(Component data from apps and pages)
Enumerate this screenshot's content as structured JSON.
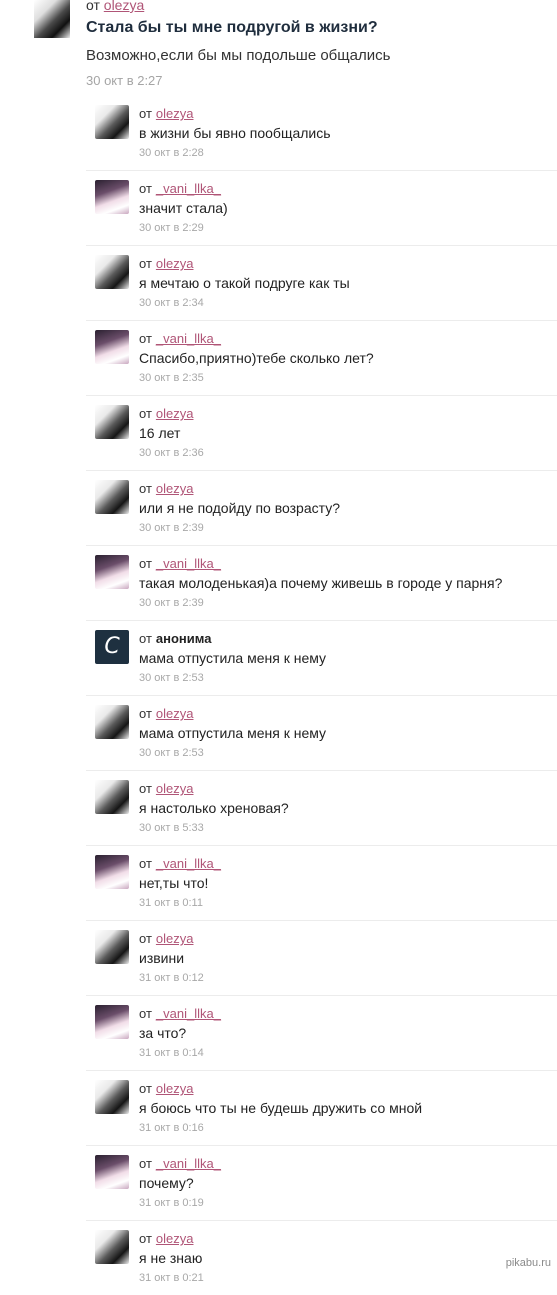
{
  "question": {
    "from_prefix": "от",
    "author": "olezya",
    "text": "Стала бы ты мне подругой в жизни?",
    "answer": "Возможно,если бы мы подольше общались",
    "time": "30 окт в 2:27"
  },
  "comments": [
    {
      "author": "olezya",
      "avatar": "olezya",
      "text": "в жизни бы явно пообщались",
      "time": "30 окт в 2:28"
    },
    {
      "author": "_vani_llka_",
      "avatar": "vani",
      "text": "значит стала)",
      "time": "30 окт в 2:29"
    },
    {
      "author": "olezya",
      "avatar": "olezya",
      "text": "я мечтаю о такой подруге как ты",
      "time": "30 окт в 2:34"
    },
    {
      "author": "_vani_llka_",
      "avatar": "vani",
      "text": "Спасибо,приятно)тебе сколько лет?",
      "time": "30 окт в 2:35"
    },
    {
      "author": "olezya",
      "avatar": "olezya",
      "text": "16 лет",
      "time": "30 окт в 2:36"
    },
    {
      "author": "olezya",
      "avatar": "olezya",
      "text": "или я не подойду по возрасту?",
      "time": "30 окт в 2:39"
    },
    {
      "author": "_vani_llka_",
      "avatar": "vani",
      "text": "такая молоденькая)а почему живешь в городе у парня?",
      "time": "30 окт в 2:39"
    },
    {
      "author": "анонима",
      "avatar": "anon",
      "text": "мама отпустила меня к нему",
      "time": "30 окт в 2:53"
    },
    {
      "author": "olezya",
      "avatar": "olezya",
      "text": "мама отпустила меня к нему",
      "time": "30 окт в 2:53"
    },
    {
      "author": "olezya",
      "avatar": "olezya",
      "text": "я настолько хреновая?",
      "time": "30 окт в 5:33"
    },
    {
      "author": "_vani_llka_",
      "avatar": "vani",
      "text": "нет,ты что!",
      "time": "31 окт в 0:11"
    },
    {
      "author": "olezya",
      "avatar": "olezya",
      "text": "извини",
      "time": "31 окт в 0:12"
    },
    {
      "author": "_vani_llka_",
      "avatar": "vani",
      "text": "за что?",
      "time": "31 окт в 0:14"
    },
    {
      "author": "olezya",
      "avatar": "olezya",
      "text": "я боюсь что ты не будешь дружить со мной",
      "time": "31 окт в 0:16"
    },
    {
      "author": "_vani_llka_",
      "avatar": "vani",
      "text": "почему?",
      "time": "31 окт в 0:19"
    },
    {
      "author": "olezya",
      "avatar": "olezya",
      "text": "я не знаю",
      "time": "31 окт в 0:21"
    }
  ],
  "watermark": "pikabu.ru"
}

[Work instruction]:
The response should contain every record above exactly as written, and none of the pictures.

[Response below]:
Enumerate this screenshot's content as structured JSON.
{
  "question": {
    "from_prefix": "от",
    "author": "olezya",
    "text": "Стала бы ты мне подругой в жизни?",
    "answer": "Возможно,если бы мы подольше общались",
    "time": "30 окт в 2:27"
  },
  "comments": [
    {
      "author": "olezya",
      "avatar": "olezya",
      "text": "в жизни бы явно пообщались",
      "time": "30 окт в 2:28"
    },
    {
      "author": "_vani_llka_",
      "avatar": "vani",
      "text": "значит стала)",
      "time": "30 окт в 2:29"
    },
    {
      "author": "olezya",
      "avatar": "olezya",
      "text": "я мечтаю о такой подруге как ты",
      "time": "30 окт в 2:34"
    },
    {
      "author": "_vani_llka_",
      "avatar": "vani",
      "text": "Спасибо,приятно)тебе сколько лет?",
      "time": "30 окт в 2:35"
    },
    {
      "author": "olezya",
      "avatar": "olezya",
      "text": "16 лет",
      "time": "30 окт в 2:36"
    },
    {
      "author": "olezya",
      "avatar": "olezya",
      "text": "или я не подойду по возрасту?",
      "time": "30 окт в 2:39"
    },
    {
      "author": "_vani_llka_",
      "avatar": "vani",
      "text": "такая молоденькая)а почему живешь в городе у парня?",
      "time": "30 окт в 2:39"
    },
    {
      "author": "анонима",
      "avatar": "anon",
      "text": "мама отпустила меня к нему",
      "time": "30 окт в 2:53"
    },
    {
      "author": "olezya",
      "avatar": "olezya",
      "text": "мама отпустила меня к нему",
      "time": "30 окт в 2:53"
    },
    {
      "author": "olezya",
      "avatar": "olezya",
      "text": "я настолько хреновая?",
      "time": "30 окт в 5:33"
    },
    {
      "author": "_vani_llka_",
      "avatar": "vani",
      "text": "нет,ты что!",
      "time": "31 окт в 0:11"
    },
    {
      "author": "olezya",
      "avatar": "olezya",
      "text": "извини",
      "time": "31 окт в 0:12"
    },
    {
      "author": "_vani_llka_",
      "avatar": "vani",
      "text": "за что?",
      "time": "31 окт в 0:14"
    },
    {
      "author": "olezya",
      "avatar": "olezya",
      "text": "я боюсь что ты не будешь дружить со мной",
      "time": "31 окт в 0:16"
    },
    {
      "author": "_vani_llka_",
      "avatar": "vani",
      "text": "почему?",
      "time": "31 окт в 0:19"
    },
    {
      "author": "olezya",
      "avatar": "olezya",
      "text": "я не знаю",
      "time": "31 окт в 0:21"
    }
  ],
  "watermark": "pikabu.ru"
}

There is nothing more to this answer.